Joseph “Joe” W. Ventioner (1852-1941) – Born near Fort Worth, Texas on April 21, 1852, Ventioner migrated to Indian Territory, where he resided in Lenora, on the Cheyenne-Arapaho Reservation. In the spring of 1895, he was commissioned as a U.S. Deputy Marshal by Marshal Evett Nix. Residing just three miles of the Doolin-Dalton Gang hide-out, he was one of the strongest forces in driving them from the area. Known by his friends and family, as “Uncle Joe,” Ventioner resided in Dewey County before the territory was opened for settlement. Described as always wearing his white-handled Colt pistols and a genial smile, Joe also served as an under sheriff, special deputy, and jailer in Dewey County.
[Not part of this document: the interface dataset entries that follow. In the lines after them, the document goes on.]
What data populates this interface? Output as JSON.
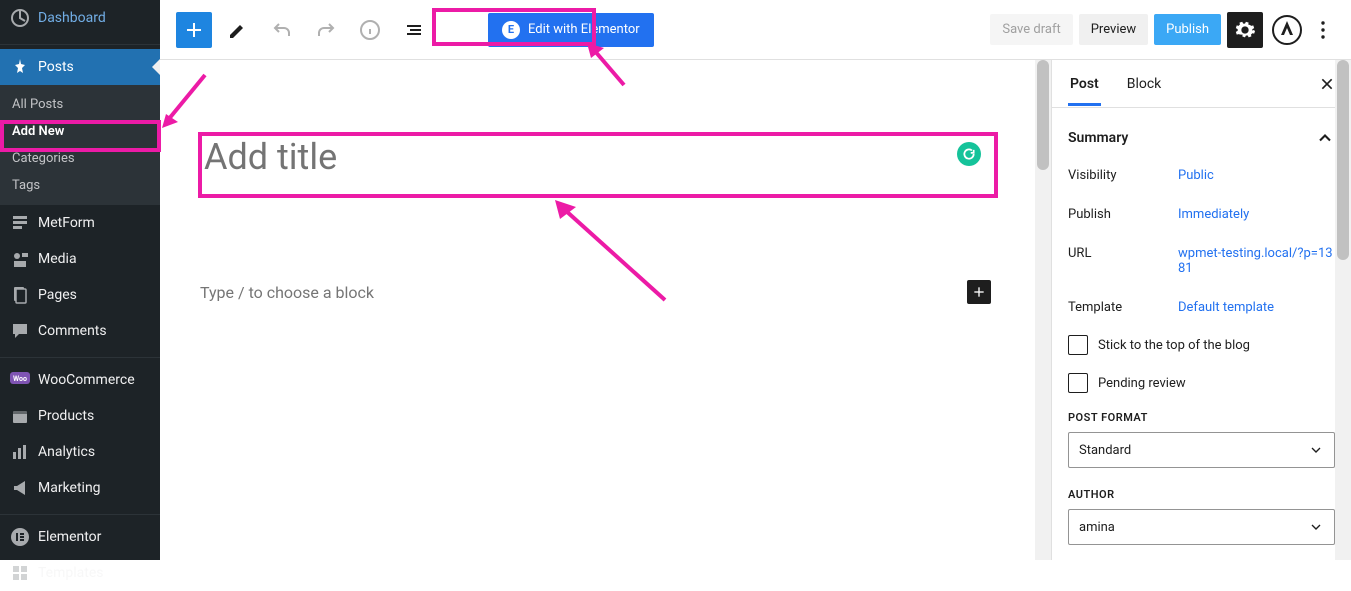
{
  "sidebar": {
    "dashboard": "Dashboard",
    "posts": "Posts",
    "posts_sub": {
      "all": "All Posts",
      "add_new": "Add New",
      "categories": "Categories",
      "tags": "Tags"
    },
    "metform": "MetForm",
    "media": "Media",
    "pages": "Pages",
    "comments": "Comments",
    "woocommerce": "WooCommerce",
    "products": "Products",
    "analytics": "Analytics",
    "marketing": "Marketing",
    "elementor": "Elementor",
    "templates": "Templates"
  },
  "toolbar": {
    "elementor_btn": "Edit with Elementor",
    "save_draft": "Save draft",
    "preview": "Preview",
    "publish": "Publish"
  },
  "editor": {
    "title_placeholder": "Add title",
    "slash_prompt": "Type / to choose a block"
  },
  "settings": {
    "tabs": {
      "post": "Post",
      "block": "Block"
    },
    "summary": {
      "heading": "Summary",
      "visibility_k": "Visibility",
      "visibility_v": "Public",
      "publish_k": "Publish",
      "publish_v": "Immediately",
      "url_k": "URL",
      "url_v": "wpmet-testing.local/?p=1381",
      "template_k": "Template",
      "template_v": "Default template",
      "stick": "Stick to the top of the blog",
      "pending": "Pending review"
    },
    "post_format": {
      "label": "POST FORMAT",
      "value": "Standard"
    },
    "author": {
      "label": "AUTHOR",
      "value": "amina"
    }
  }
}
He was best known for tracking down and killing ruthless Oklahoma outlaw, George “Red Buck” Weightman in 1896. When U.S. Deputy Marshal Joe Ventioner heard that Red Buck was in the area after having returned from Texas, he, along with Deputy Marshals William Holcomb and Bill Quillen began to trail the outlaw, who was riding with another fugitive named George Miller. Pursuing the pair to Custer County, they found that the men were hiding out at a farm owned by Dolph Pickelseimer, who had a history of befriending outlaws. On the morning of March 4, 1896, when the marshals tried to arrest the men, gunfire erupted and Joe Ventioner killed Red Buck Weightman. Retaliating, George Miller shot Ventioner in the abdomen. Holcomb then fired at Miller, striking his cartridge belt and causing several rounds to detonate, blowing off his right hand at the wrist and the three middle fingers of his left hand. George Miller was arrested and sent to prison in Texas. In the meantime, U.S. Deputy Marshal, Joe Ventioner recovered from his wounds and continued his life as a lawman. He died in at the home of his daughter on August 11, 1941 and was laid to rest at the Raymond Cemetery, south of Lenora, Oklahoma.
By Kathy Weiser-Alexander, August, 2017.